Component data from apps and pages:
# # #

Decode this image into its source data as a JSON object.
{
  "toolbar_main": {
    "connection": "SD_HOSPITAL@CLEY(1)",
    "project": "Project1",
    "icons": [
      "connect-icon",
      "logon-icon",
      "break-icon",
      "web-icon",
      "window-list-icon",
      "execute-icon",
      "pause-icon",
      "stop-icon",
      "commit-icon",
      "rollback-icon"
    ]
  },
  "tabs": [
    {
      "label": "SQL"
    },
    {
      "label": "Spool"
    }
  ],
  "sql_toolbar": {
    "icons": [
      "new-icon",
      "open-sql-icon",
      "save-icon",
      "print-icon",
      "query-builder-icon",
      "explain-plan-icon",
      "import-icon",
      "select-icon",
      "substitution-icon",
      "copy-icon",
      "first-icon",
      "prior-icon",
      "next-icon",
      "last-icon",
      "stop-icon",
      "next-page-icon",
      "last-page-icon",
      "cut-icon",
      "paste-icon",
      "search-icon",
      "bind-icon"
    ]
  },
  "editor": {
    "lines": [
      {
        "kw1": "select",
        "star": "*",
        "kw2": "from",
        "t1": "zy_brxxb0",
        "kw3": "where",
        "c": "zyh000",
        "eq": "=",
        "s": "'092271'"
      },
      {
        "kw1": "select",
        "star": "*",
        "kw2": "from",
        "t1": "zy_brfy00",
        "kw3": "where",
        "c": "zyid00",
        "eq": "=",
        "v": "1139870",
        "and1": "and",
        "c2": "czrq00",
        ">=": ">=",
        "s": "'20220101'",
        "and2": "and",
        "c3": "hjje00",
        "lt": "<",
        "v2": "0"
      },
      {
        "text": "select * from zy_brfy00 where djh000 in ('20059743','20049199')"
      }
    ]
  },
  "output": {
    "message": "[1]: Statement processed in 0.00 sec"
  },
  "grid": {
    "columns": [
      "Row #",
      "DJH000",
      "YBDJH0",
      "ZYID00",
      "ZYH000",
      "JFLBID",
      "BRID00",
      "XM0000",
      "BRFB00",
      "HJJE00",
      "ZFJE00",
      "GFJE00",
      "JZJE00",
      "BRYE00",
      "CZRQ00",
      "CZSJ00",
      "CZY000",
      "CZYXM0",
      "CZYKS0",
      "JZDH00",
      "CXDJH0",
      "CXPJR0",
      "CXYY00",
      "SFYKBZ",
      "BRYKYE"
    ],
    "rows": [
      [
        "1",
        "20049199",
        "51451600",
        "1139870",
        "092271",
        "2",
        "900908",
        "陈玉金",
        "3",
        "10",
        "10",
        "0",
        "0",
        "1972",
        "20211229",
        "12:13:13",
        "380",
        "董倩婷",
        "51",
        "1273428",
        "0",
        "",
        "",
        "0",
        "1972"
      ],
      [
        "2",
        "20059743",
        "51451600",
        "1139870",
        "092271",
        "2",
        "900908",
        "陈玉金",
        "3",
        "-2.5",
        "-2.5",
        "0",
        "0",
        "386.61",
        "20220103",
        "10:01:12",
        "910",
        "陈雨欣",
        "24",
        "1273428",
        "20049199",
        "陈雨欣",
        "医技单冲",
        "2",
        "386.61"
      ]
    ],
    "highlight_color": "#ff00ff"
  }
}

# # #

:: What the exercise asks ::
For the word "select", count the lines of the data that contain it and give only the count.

:: Completed exercise ::
4